** Records shown follows **

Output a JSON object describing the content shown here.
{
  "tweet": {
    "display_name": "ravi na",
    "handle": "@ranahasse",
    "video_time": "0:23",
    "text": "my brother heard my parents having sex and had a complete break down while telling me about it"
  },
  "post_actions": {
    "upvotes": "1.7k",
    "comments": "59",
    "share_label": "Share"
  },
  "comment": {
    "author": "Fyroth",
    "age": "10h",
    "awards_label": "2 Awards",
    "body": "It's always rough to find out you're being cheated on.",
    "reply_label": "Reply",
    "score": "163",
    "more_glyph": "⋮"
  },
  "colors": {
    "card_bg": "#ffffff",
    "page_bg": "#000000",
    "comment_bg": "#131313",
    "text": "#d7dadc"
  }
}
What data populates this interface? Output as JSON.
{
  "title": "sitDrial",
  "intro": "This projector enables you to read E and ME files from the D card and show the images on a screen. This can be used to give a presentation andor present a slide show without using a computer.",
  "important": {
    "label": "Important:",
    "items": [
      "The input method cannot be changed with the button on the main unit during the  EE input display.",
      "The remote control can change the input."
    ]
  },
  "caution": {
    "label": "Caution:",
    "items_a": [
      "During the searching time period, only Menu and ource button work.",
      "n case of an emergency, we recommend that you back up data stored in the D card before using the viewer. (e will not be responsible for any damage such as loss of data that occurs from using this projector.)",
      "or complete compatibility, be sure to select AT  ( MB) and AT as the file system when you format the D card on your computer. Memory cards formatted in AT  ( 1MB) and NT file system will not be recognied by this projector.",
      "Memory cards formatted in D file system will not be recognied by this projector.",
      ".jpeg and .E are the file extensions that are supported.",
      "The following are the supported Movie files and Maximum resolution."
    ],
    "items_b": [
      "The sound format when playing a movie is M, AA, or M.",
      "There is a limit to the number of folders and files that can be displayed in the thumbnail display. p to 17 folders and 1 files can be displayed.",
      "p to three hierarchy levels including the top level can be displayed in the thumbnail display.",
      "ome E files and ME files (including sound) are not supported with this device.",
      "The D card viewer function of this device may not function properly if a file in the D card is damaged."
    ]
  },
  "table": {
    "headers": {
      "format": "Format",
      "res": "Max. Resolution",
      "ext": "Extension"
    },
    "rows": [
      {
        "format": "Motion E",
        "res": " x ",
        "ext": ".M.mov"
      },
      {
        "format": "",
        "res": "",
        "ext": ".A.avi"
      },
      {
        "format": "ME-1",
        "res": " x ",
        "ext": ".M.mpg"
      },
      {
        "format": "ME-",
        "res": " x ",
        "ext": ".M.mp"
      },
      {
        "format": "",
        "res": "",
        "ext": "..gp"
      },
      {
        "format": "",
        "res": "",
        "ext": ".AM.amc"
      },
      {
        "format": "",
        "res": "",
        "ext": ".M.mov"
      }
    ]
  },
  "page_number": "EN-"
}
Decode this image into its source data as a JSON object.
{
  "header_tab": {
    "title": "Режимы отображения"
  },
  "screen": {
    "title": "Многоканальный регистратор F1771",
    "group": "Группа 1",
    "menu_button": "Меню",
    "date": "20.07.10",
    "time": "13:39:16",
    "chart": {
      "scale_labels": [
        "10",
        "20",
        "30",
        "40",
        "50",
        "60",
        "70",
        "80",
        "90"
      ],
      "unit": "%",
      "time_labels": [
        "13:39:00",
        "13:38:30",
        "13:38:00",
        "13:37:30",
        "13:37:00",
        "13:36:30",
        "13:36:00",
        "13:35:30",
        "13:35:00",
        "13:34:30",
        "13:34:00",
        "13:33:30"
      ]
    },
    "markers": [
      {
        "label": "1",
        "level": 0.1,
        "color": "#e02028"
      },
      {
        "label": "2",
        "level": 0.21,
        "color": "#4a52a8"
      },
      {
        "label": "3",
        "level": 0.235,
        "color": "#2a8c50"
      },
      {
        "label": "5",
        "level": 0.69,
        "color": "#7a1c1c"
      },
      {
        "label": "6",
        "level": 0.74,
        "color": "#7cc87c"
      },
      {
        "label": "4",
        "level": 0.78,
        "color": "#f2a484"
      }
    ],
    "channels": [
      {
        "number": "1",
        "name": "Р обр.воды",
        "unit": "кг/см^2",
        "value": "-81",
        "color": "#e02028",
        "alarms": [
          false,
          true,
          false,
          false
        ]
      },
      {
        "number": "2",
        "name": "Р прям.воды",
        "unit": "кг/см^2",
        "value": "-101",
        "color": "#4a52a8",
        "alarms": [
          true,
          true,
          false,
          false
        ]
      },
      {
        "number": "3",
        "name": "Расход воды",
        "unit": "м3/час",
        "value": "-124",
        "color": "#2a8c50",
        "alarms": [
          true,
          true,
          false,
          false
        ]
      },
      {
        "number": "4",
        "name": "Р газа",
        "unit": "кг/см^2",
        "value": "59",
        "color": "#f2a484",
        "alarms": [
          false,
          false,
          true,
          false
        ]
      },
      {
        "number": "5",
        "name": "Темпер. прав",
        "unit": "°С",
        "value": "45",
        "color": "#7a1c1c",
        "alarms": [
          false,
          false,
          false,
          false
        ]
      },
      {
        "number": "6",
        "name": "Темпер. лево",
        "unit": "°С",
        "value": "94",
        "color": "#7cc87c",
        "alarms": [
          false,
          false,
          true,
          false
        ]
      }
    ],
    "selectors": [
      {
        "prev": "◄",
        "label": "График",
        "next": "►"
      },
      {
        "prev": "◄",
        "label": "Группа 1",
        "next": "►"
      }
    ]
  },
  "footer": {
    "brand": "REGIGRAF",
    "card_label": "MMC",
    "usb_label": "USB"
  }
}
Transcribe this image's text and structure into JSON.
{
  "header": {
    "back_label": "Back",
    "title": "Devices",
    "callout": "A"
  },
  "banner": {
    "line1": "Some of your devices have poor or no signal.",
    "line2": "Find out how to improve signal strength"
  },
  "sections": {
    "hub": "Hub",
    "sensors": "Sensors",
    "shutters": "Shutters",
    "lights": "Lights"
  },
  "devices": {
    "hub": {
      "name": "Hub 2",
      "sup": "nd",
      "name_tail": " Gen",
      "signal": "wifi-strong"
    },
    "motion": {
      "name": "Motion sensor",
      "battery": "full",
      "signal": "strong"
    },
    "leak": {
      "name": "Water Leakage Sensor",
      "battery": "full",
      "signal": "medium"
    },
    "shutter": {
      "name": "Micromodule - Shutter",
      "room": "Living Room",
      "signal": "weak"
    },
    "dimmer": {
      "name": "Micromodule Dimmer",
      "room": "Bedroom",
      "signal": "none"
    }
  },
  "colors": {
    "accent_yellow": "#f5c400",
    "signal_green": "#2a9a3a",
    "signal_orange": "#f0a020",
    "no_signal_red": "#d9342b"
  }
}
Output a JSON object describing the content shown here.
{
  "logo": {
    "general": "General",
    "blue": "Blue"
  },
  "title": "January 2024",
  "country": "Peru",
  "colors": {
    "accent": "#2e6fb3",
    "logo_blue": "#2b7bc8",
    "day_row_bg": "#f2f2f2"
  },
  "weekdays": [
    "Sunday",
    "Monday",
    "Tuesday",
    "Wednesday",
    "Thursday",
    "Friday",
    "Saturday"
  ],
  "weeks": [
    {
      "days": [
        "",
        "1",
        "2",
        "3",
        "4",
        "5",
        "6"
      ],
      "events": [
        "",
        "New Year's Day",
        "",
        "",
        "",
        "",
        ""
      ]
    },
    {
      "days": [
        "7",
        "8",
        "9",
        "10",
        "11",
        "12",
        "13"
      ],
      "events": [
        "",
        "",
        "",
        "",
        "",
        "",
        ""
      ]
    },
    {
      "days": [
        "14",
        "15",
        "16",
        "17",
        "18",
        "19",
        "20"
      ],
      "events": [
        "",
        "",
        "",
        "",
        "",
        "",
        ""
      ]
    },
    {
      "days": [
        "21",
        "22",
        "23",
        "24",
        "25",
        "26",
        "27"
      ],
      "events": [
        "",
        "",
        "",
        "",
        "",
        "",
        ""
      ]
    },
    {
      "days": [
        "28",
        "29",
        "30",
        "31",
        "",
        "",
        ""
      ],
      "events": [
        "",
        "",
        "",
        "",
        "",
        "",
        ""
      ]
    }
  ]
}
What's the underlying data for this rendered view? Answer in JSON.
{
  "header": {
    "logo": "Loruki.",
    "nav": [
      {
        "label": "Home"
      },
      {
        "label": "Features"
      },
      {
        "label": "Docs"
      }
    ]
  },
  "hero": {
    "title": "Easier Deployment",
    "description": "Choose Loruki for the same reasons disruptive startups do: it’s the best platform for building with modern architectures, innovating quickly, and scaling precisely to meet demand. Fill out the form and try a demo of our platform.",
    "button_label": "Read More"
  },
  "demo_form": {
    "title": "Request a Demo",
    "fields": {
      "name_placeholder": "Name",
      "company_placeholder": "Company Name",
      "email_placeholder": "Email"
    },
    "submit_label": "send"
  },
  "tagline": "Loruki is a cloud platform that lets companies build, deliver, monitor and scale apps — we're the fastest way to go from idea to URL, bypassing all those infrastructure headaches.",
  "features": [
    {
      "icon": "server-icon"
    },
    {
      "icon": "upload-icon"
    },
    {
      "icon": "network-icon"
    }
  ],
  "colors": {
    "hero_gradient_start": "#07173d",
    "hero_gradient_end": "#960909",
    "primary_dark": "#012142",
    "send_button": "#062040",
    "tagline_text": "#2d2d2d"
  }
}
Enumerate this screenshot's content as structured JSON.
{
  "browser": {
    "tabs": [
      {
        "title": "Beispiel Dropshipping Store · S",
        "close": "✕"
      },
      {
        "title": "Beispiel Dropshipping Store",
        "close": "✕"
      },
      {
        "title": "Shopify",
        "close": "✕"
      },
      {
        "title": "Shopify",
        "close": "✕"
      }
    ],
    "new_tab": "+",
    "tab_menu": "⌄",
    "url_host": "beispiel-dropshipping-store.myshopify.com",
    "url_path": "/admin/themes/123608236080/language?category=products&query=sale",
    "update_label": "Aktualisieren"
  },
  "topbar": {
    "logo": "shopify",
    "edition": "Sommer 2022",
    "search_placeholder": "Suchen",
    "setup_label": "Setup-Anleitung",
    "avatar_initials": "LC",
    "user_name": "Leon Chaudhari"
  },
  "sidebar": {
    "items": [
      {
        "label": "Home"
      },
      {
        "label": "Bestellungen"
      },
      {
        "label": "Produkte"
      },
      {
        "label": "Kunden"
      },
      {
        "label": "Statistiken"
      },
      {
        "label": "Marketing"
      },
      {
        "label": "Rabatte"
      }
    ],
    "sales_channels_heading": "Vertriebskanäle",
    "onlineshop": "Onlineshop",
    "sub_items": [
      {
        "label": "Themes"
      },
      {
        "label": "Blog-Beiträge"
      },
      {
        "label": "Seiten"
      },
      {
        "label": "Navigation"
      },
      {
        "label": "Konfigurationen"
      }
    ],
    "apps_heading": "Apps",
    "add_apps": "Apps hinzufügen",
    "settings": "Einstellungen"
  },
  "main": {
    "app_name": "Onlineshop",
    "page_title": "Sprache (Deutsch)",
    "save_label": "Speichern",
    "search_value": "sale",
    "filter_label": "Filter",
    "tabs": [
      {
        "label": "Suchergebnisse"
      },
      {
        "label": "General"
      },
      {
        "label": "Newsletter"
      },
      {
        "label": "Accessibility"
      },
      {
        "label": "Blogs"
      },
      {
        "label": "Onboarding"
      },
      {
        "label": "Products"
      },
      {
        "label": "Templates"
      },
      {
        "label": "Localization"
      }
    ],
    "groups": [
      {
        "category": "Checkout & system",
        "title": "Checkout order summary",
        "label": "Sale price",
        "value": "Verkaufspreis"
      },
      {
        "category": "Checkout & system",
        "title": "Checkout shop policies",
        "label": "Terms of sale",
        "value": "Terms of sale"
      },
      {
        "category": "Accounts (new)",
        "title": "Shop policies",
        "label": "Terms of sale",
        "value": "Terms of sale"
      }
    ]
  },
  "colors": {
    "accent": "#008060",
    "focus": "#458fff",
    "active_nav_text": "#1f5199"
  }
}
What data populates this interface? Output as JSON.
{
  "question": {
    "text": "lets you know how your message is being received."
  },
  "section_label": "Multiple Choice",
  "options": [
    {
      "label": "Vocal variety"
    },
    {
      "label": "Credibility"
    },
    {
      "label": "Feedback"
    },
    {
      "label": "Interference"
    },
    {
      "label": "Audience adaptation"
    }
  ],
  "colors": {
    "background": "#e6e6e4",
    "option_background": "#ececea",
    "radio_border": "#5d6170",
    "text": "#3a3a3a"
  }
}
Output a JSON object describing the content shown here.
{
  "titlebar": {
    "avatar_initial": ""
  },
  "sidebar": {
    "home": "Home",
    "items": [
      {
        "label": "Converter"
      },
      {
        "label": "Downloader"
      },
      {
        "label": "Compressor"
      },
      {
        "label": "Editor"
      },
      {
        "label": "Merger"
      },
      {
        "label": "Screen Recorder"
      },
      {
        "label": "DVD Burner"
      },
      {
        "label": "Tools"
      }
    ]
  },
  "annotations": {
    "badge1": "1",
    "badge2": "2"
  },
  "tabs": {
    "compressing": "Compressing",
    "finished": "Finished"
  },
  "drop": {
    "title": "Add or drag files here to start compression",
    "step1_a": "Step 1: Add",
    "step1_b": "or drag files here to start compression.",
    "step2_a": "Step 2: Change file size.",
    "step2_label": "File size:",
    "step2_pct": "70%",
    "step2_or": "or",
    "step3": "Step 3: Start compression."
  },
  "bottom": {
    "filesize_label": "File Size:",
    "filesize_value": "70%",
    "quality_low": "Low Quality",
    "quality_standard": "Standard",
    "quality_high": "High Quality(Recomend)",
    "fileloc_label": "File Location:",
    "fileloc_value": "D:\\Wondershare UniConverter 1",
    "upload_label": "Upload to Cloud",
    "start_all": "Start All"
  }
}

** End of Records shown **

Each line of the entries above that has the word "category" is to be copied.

    "url_path": "/admin/themes/123608236080/language?category=products&query=sale",
        "category": "Checkout & system",
        "category": "Checkout & system",
        "category": "Accounts (new)",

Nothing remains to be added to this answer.